### ASSIGNMENT
No pictures belong in the copy. Restate the rest of the data exactly.

### Component data from apps and pages
::::
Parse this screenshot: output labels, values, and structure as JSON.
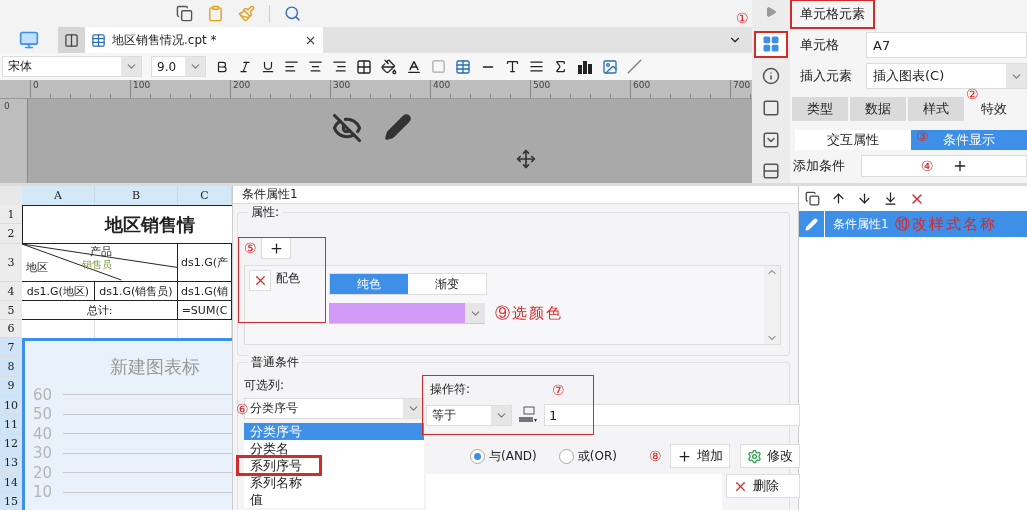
{
  "editor": {
    "tab": {
      "title": "地区销售情况.cpt *"
    },
    "font_family": "宋体",
    "font_size": "9.0",
    "ruler_ticks": [
      "0",
      "100",
      "200",
      "300",
      "400",
      "500",
      "600",
      "700"
    ],
    "vertical_ruler": "0"
  },
  "sheet": {
    "columns": [
      "A",
      "B",
      "C"
    ],
    "rows": [
      {
        "label": "1",
        "selected": false
      },
      {
        "label": "2",
        "selected": false
      },
      {
        "label": "3",
        "selected": false
      },
      {
        "label": "4",
        "selected": false
      },
      {
        "label": "5",
        "selected": false
      },
      {
        "label": "6",
        "selected": false
      },
      {
        "label": "7",
        "selected": true
      },
      {
        "label": "8",
        "selected": true
      },
      {
        "label": "9",
        "selected": true
      },
      {
        "label": "10",
        "selected": true
      },
      {
        "label": "11",
        "selected": true
      },
      {
        "label": "12",
        "selected": true
      },
      {
        "label": "13",
        "selected": true
      },
      {
        "label": "14",
        "selected": true
      },
      {
        "label": "15",
        "selected": true
      }
    ],
    "title": "地区销售情",
    "corner": {
      "top": "产品",
      "middle": "销售员",
      "left": "地区"
    },
    "c3": "ds1.G(产",
    "row4": [
      "ds1.G(地区)",
      "ds1.G(销售员)",
      "ds1.G(销"
    ],
    "total_label": "总计:",
    "total_formula": "=SUM(C",
    "chart": {
      "title": "新建图表标",
      "yticks": [
        "60",
        "50",
        "40",
        "30",
        "20",
        "10"
      ]
    }
  },
  "side_panel": {
    "header": {
      "title": "单元格元素",
      "highlighted": true,
      "annotation": "①"
    },
    "strip": [
      {
        "kind": "cell",
        "selected": true,
        "highlighted": true
      },
      {
        "kind": "info",
        "selected": false,
        "highlighted": false
      },
      {
        "kind": "frame",
        "selected": false,
        "highlighted": false
      },
      {
        "kind": "widget",
        "selected": false,
        "highlighted": false
      },
      {
        "kind": "float",
        "selected": false,
        "highlighted": false
      }
    ],
    "cell_label": "单元格",
    "cell_value": "A7",
    "insert_label": "插入元素",
    "insert_value": "插入图表(C)",
    "tabs": [
      {
        "label": "类型",
        "selected": false
      },
      {
        "label": "数据",
        "selected": false
      },
      {
        "label": "样式",
        "selected": false
      },
      {
        "label": "特效",
        "selected": true
      }
    ],
    "tabs_annotation": "②",
    "subtabs": [
      {
        "label": "交互属性",
        "selected": false
      },
      {
        "label": "条件显示",
        "selected": true
      }
    ],
    "subtabs_annotation": "③",
    "add_label": "添加条件",
    "add_annotation": "④"
  },
  "conditions": {
    "items": [
      {
        "name": "条件属性1",
        "selected": true
      }
    ],
    "annotation": "⑩改样式名称"
  },
  "dialog": {
    "title": "条件属性1",
    "attributes": {
      "label": "属性:",
      "annotation": "⑤",
      "highlighted": true,
      "items": [
        {
          "name": "配色"
        }
      ],
      "fill_modes": [
        {
          "label": "纯色",
          "selected": true
        },
        {
          "label": "渐变",
          "selected": false
        }
      ],
      "color": "#d29bf7",
      "color_annotation": "⑨选颜色"
    },
    "normal": {
      "title": "普通条件",
      "column_label": "可选列:",
      "column_annotation": "⑥",
      "column_value": "分类序号",
      "options": [
        {
          "label": "分类序号",
          "selected": true,
          "highlighted": false
        },
        {
          "label": "分类名",
          "selected": false,
          "highlighted": false
        },
        {
          "label": "系列序号",
          "selected": false,
          "highlighted": true
        },
        {
          "label": "系列名称",
          "selected": false,
          "highlighted": false
        },
        {
          "label": "值",
          "selected": false,
          "highlighted": false
        }
      ],
      "operator": {
        "label": "操作符:",
        "annotation": "⑦",
        "highlighted": true,
        "value": "等于",
        "operand": "1"
      },
      "logic": [
        {
          "label": "与(AND)",
          "selected": true
        },
        {
          "label": "或(OR)",
          "selected": false
        }
      ],
      "annotation": "⑧",
      "buttons": [
        {
          "kind": "add",
          "label": "增加"
        },
        {
          "kind": "edit",
          "label": "修改"
        }
      ],
      "delete": "删除"
    }
  }
}
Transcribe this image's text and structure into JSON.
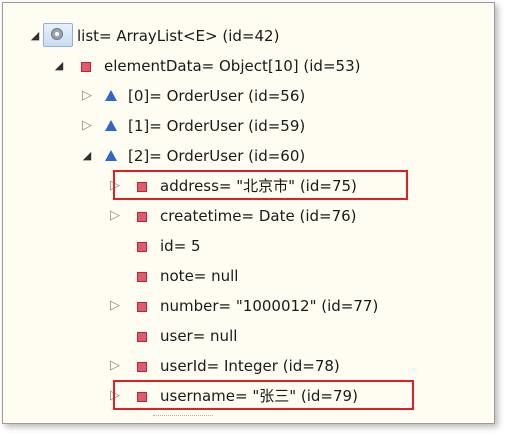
{
  "tree": {
    "root": {
      "label": "list= ArrayList<E>  (id=42)",
      "expanded": true
    },
    "elementData": {
      "label": "elementData= Object[10]  (id=53)",
      "expanded": true
    },
    "item0": {
      "label": "[0]= OrderUser  (id=56)",
      "expanded": false
    },
    "item1": {
      "label": "[1]= OrderUser  (id=59)",
      "expanded": false
    },
    "item2": {
      "label": "[2]= OrderUser  (id=60)",
      "expanded": true
    },
    "fields": [
      {
        "label": "address= \"北京市\" (id=75)",
        "expandable": true,
        "highlighted": true
      },
      {
        "label": "createtime= Date  (id=76)",
        "expandable": true,
        "highlighted": false
      },
      {
        "label": "id= 5",
        "expandable": false,
        "highlighted": false
      },
      {
        "label": "note= null",
        "expandable": false,
        "highlighted": false
      },
      {
        "label": "number= \"1000012\" (id=77)",
        "expandable": true,
        "highlighted": false
      },
      {
        "label": "user= null",
        "expandable": false,
        "highlighted": false
      },
      {
        "label": "userId= Integer  (id=78)",
        "expandable": true,
        "highlighted": false
      },
      {
        "label": "username= \"张三\" (id=79)",
        "expandable": true,
        "highlighted": true
      }
    ]
  },
  "icons": {
    "expanded": "black-down-triangle",
    "collapsed": "white-right-triangle",
    "field": "red-square-field-icon",
    "array_element": "blue-triangle-icon",
    "static": "static-field-icon"
  },
  "colors": {
    "background": "#fffdf2",
    "field_icon": "#e05a6a",
    "element_icon": "#2e67c8",
    "highlight_border": "#e02020",
    "selection": "#c9dcf1"
  }
}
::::
### RESPONSE FOR THIS EXERCISE
Parse this screenshot: output labels, values, and structure as JSON.
{
  "editor": {
    "tab": {
      "title": "地区销售情况.cpt *"
    },
    "font_family": "宋体",
    "font_size": "9.0",
    "ruler_ticks": [
      "0",
      "100",
      "200",
      "300",
      "400",
      "500",
      "600",
      "700"
    ],
    "vertical_ruler": "0"
  },
  "sheet": {
    "columns": [
      "A",
      "B",
      "C"
    ],
    "rows": [
      {
        "label": "1",
        "selected": false
      },
      {
        "label": "2",
        "selected": false
      },
      {
        "label": "3",
        "selected": false
      },
      {
        "label": "4",
        "selected": false
      },
      {
        "label": "5",
        "selected": false
      },
      {
        "label": "6",
        "selected": false
      },
      {
        "label": "7",
        "selected": true
      },
      {
        "label": "8",
        "selected": true
      },
      {
        "label": "9",
        "selected": true
      },
      {
        "label": "10",
        "selected": true
      },
      {
        "label": "11",
        "selected": true
      },
      {
        "label": "12",
        "selected": true
      },
      {
        "label": "13",
        "selected": true
      },
      {
        "label": "14",
        "selected": true
      },
      {
        "label": "15",
        "selected": true
      }
    ],
    "title": "地区销售情",
    "corner": {
      "top": "产品",
      "middle": "销售员",
      "left": "地区"
    },
    "c3": "ds1.G(产",
    "row4": [
      "ds1.G(地区)",
      "ds1.G(销售员)",
      "ds1.G(销"
    ],
    "total_label": "总计:",
    "total_formula": "=SUM(C",
    "chart": {
      "title": "新建图表标",
      "yticks": [
        "60",
        "50",
        "40",
        "30",
        "20",
        "10"
      ]
    }
  },
  "side_panel": {
    "header": {
      "title": "单元格元素",
      "highlighted": true,
      "annotation": "①"
    },
    "strip": [
      {
        "kind": "cell",
        "selected": true,
        "highlighted": true
      },
      {
        "kind": "info",
        "selected": false,
        "highlighted": false
      },
      {
        "kind": "frame",
        "selected": false,
        "highlighted": false
      },
      {
        "kind": "widget",
        "selected": false,
        "highlighted": false
      },
      {
        "kind": "float",
        "selected": false,
        "highlighted": false
      }
    ],
    "cell_label": "单元格",
    "cell_value": "A7",
    "insert_label": "插入元素",
    "insert_value": "插入图表(C)",
    "tabs": [
      {
        "label": "类型",
        "selected": false
      },
      {
        "label": "数据",
        "selected": false
      },
      {
        "label": "样式",
        "selected": false
      },
      {
        "label": "特效",
        "selected": true
      }
    ],
    "tabs_annotation": "②",
    "subtabs": [
      {
        "label": "交互属性",
        "selected": false
      },
      {
        "label": "条件显示",
        "selected": true
      }
    ],
    "subtabs_annotation": "③",
    "add_label": "添加条件",
    "add_annotation": "④"
  },
  "conditions": {
    "items": [
      {
        "name": "条件属性1",
        "selected": true
      }
    ],
    "annotation": "⑩改样式名称"
  },
  "dialog": {
    "title": "条件属性1",
    "attributes": {
      "label": "属性:",
      "annotation": "⑤",
      "highlighted": true,
      "items": [
        {
          "name": "配色"
        }
      ],
      "fill_modes": [
        {
          "label": "纯色",
          "selected": true
        },
        {
          "label": "渐变",
          "selected": false
        }
      ],
      "color": "#d29bf7",
      "color_annotation": "⑨选颜色"
    },
    "normal": {
      "title": "普通条件",
      "column_label": "可选列:",
      "column_annotation": "⑥",
      "column_value": "分类序号",
      "options": [
        {
          "label": "分类序号",
          "selected": true,
          "highlighted": false
        },
        {
          "label": "分类名",
          "selected": false,
          "highlighted": false
        },
        {
          "label": "系列序号",
          "selected": false,
          "highlighted": true
        },
        {
          "label": "系列名称",
          "selected": false,
          "highlighted": false
        },
        {
          "label": "值",
          "selected": false,
          "highlighted": false
        }
      ],
      "operator": {
        "label": "操作符:",
        "annotation": "⑦",
        "highlighted": true,
        "value": "等于",
        "operand": "1"
      },
      "logic": [
        {
          "label": "与(AND)",
          "selected": true
        },
        {
          "label": "或(OR)",
          "selected": false
        }
      ],
      "annotation": "⑧",
      "buttons": [
        {
          "kind": "add",
          "label": "增加"
        },
        {
          "kind": "edit",
          "label": "修改"
        }
      ],
      "delete": "删除"
    }
  }
}
Transcribe this image's text and structure into JSON.
{
  "tree": {
    "root": {
      "label": "list= ArrayList<E>  (id=42)",
      "expanded": true
    },
    "elementData": {
      "label": "elementData= Object[10]  (id=53)",
      "expanded": true
    },
    "item0": {
      "label": "[0]= OrderUser  (id=56)",
      "expanded": false
    },
    "item1": {
      "label": "[1]= OrderUser  (id=59)",
      "expanded": false
    },
    "item2": {
      "label": "[2]= OrderUser  (id=60)",
      "expanded": true
    },
    "fields": [
      {
        "label": "address= \"北京市\" (id=75)",
        "expandable": true,
        "highlighted": true
      },
      {
        "label": "createtime= Date  (id=76)",
        "expandable": true,
        "highlighted": false
      },
      {
        "label": "id= 5",
        "expandable": false,
        "highlighted": false
      },
      {
        "label": "note= null",
        "expandable": false,
        "highlighted": false
      },
      {
        "label": "number= \"1000012\" (id=77)",
        "expandable": true,
        "highlighted": false
      },
      {
        "label": "user= null",
        "expandable": false,
        "highlighted": false
      },
      {
        "label": "userId= Integer  (id=78)",
        "expandable": true,
        "highlighted": false
      },
      {
        "label": "username= \"张三\" (id=79)",
        "expandable": true,
        "highlighted": true
      }
    ]
  },
  "icons": {
    "expanded": "black-down-triangle",
    "collapsed": "white-right-triangle",
    "field": "red-square-field-icon",
    "array_element": "blue-triangle-icon",
    "static": "static-field-icon"
  },
  "colors": {
    "background": "#fffdf2",
    "field_icon": "#e05a6a",
    "element_icon": "#2e67c8",
    "highlight_border": "#e02020",
    "selection": "#c9dcf1"
  }
}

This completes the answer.